Why Too Big To Fail Must Die
Because it ensures that clowns like the ones at CIT waste time and money sucking up to politicians rather than running their businesses.
On June 17, Jeffrey Peek, chief executive officer of CIT Group Inc., spoke at a conference in the nation's capital where the keynote speakers were Federal Reserve chief Ben Bernanke and Federal Deposit Insurance Corp. Chairman Sheila Bair. His real mission there, Mr. Peek told others, was to raise his profile among Washington's movers and shakers.
This week his politicking foundered, as the U.S. spurned pleas for financial aid from CIT, one of the nation's largest lenders to small and midsize businesses.
Late Friday, CIT was negotiating with creditors over a potential private-sector rescue. Without it, the company could file for bankruptcy protection as early as Monday morning, say people familiar with the matter. It would be the fifth-largest bankruptcy in U.S. history.
Eventually, there had to come a time in the economic crisis when the financial system would stabilize enough, and regulators would grow weary enough, that Washington would begin saying "no" to major assistance for big financial firms. That time seems to have arrived. And Mr. Peek and CIT missed the shift of the winds.

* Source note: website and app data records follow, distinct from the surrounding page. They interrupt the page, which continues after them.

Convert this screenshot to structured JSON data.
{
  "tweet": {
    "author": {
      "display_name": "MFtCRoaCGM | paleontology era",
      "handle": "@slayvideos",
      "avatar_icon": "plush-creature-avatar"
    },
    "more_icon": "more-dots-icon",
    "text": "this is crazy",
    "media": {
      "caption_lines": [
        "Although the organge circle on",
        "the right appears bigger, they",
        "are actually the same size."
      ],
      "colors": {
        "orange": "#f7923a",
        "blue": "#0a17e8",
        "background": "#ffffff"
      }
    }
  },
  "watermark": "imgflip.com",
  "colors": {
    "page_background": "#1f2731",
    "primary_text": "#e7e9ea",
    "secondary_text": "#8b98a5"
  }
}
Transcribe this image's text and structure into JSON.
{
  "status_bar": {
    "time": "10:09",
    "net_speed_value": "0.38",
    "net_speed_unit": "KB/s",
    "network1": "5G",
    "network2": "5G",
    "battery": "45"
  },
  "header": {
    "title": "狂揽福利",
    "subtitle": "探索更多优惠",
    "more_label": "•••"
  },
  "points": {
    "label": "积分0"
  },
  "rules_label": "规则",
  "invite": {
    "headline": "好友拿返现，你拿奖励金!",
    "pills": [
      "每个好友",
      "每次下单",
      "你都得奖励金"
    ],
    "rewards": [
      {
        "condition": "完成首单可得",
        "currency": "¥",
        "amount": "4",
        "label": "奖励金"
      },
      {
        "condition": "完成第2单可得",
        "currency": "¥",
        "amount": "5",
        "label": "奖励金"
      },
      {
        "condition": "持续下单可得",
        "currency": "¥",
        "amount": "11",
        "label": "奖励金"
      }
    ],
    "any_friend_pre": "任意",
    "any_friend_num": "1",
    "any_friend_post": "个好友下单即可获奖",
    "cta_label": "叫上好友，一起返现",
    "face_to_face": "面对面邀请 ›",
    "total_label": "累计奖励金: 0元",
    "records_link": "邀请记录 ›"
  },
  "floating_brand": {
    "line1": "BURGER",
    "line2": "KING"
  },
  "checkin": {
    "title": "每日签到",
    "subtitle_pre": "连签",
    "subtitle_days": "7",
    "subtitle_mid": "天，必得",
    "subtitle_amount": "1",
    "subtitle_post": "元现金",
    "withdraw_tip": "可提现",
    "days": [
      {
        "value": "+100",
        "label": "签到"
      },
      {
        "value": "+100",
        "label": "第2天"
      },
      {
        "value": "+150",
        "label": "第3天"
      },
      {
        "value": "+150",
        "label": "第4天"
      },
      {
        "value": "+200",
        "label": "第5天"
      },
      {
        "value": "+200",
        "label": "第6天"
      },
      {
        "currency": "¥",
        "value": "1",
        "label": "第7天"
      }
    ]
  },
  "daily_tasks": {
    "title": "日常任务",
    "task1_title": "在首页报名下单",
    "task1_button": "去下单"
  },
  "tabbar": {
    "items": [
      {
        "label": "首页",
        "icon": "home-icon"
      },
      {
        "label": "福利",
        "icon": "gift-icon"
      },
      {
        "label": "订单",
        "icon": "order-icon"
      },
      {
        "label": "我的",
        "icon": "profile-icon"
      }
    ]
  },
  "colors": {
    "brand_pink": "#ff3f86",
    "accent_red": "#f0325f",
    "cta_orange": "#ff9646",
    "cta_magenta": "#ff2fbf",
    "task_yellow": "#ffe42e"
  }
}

CIT had been trying for months to improve its connections in Washington. It spent close to $90,000 last year on lobbying, and $60,000 in the first quarter of 2009. It brought onto its board of directors former Congressman Christopher Shays, a Connecticut Republican.